Manufacturers must re-evaluate existing regulatory and compliance strategies to meet the new requirements.
SNITEM & Philips France vs. Health Minister: the ECJ defines the conditions under which software for assistance to the medical prescription can be qualified medical device within the meaning of the Directive.
The agency has released a draft guidance outlining its policy for accepting data from foreign clinical studies.
The most important part to remember about this recommendation document for unannounced audits is that it not only applies to medical device manufacturers, but also significantly includes their suppliers and subcontractors.
Unannounced notified body audits are nothing new. Unfortunately, because of one really bad apple in the industry and a perception of the regulatory environment in the EU lacking teeth, the Commission has come up with an unrealistic and expensive solution for industry.
What’s changing in the medical devices and in vitro diagnostic regulatory landscape in the European Union, and how can you effectively navigate these changes? This article offers an overview.
Well (deep subject, the doctor knows), I know many of the readers were wondering about Dr. D’s next series. The doctor really wanted to make this next series an enjoyable surprise. That being said, surprise, surprise, surprise (thank you Gomer Pyle USMC); the next series of Dr. D’s articles will be focused on complying with MHLW Ministerial Ordinance Number 169.
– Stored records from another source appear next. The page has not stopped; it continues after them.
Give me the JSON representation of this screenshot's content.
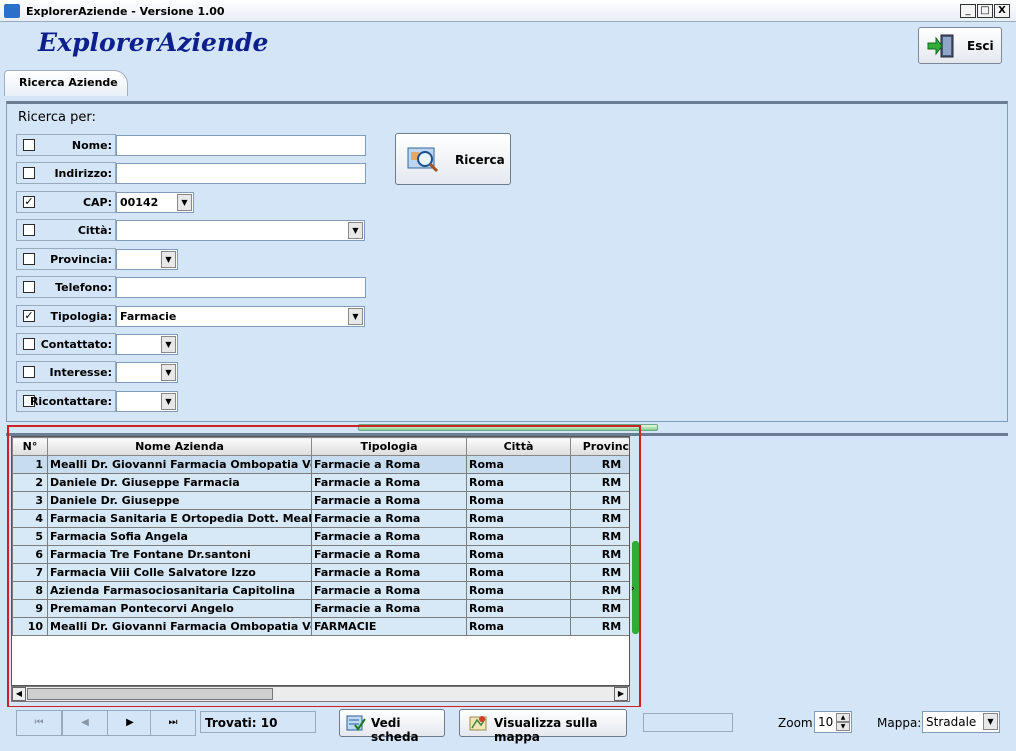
{
  "window": {
    "title": "ExplorerAziende  -  Versione 1.00",
    "min": "_",
    "max": "□",
    "close": "X"
  },
  "header": {
    "brand": "ExplorerAziende",
    "exit_label": "Esci"
  },
  "tabs": [
    {
      "label": "Ricerca Aziende"
    }
  ],
  "search": {
    "heading": "Ricerca per:",
    "button_label": "Ricerca",
    "fields": [
      {
        "label": "Nome:",
        "checked": false,
        "value": ""
      },
      {
        "label": "Indirizzo:",
        "checked": false,
        "value": ""
      },
      {
        "label": "CAP:",
        "checked": true,
        "value": "00142"
      },
      {
        "label": "Città:",
        "checked": false,
        "value": ""
      },
      {
        "label": "Provincia:",
        "checked": false,
        "value": ""
      },
      {
        "label": "Telefono:",
        "checked": false,
        "value": ""
      },
      {
        "label": "Tipologia:",
        "checked": true,
        "value": "Farmacie"
      },
      {
        "label": "Contattato:",
        "checked": false,
        "value": ""
      },
      {
        "label": "Interesse:",
        "checked": false,
        "value": ""
      },
      {
        "label": "Ricontattare:",
        "checked": false,
        "value": ""
      }
    ]
  },
  "results": {
    "columns": [
      "N°",
      "Nome Azienda",
      "Tipologia",
      "Città",
      "Provincia"
    ],
    "rows": [
      [
        "1",
        "Mealli Dr. Giovanni Farmacia Ombopatia Veterinaria",
        "Farmacie a Roma",
        "Roma",
        "RM"
      ],
      [
        "2",
        "Daniele Dr. Giuseppe Farmacia",
        "Farmacie a Roma",
        "Roma",
        "RM"
      ],
      [
        "3",
        "Daniele Dr. Giuseppe",
        "Farmacie a Roma",
        "Roma",
        "RM"
      ],
      [
        "4",
        "Farmacia Sanitaria E Ortopedia Dott. Mealli Paolo",
        "Farmacie a Roma",
        "Roma",
        "RM"
      ],
      [
        "5",
        "Farmacia Sofia Angela",
        "Farmacie a Roma",
        "Roma",
        "RM"
      ],
      [
        "6",
        "Farmacia Tre Fontane Dr.santoni",
        "Farmacie a Roma",
        "Roma",
        "RM"
      ],
      [
        "7",
        "Farmacia Viii Colle Salvatore Izzo",
        "Farmacie a Roma",
        "Roma",
        "RM"
      ],
      [
        "8",
        "Azienda Farmasociosanitaria Capitolina",
        "Farmacie a Roma",
        "Roma",
        "RM"
      ],
      [
        "9",
        "Premaman Pontecorvi Angelo",
        "Farmacie a Roma",
        "Roma",
        "RM"
      ],
      [
        "10",
        "Mealli Dr. Giovanni Farmacia Ombopatia Veterinaria",
        "FARMACIE",
        "Roma",
        "RM"
      ]
    ]
  },
  "footer": {
    "nav": [
      "⏮",
      "◀",
      "▶",
      "⏭"
    ],
    "found": "Trovati: 10",
    "view_card": "Vedi scheda",
    "show_map": "Visualizza sulla mappa",
    "zoom_label": "Zoom",
    "zoom_value": "10",
    "map_label": "Mappa:",
    "map_value": "Stradale"
  },
  "colors": {
    "background": "#d4e5f7",
    "brand": "#0d1f8c",
    "highlight_border": "#cc2222"
  }
}
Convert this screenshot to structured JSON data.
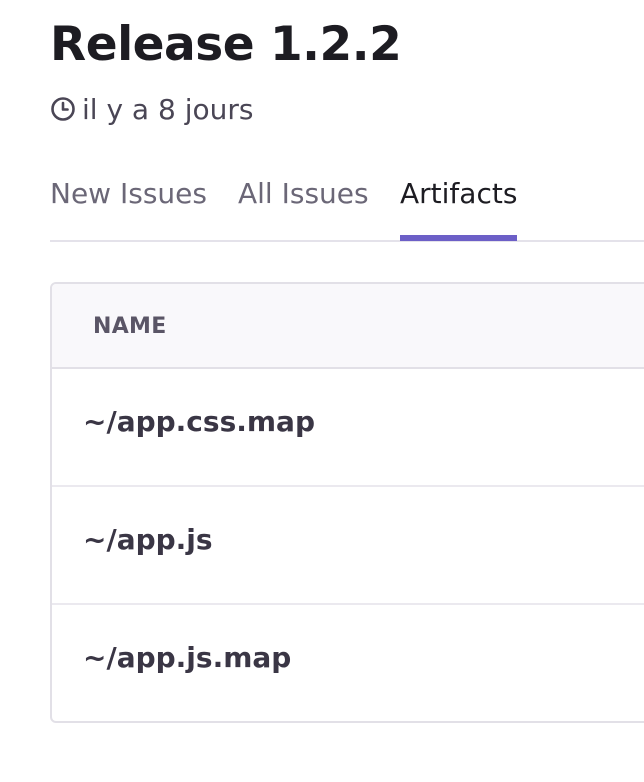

During the course of the last eight months, Dr. D has had the opportunity to dive into 98/79/EC, the European In-Vitro Diagnostic Medical Device Directive while extracting salient elements in the hope of providing Devine Guidance for the readers. This journey has now come to an end.
Dr. D has just one takeaway from this edition of DG; “Just comply baby!” It does not get any easier than that, well maybe not that easy.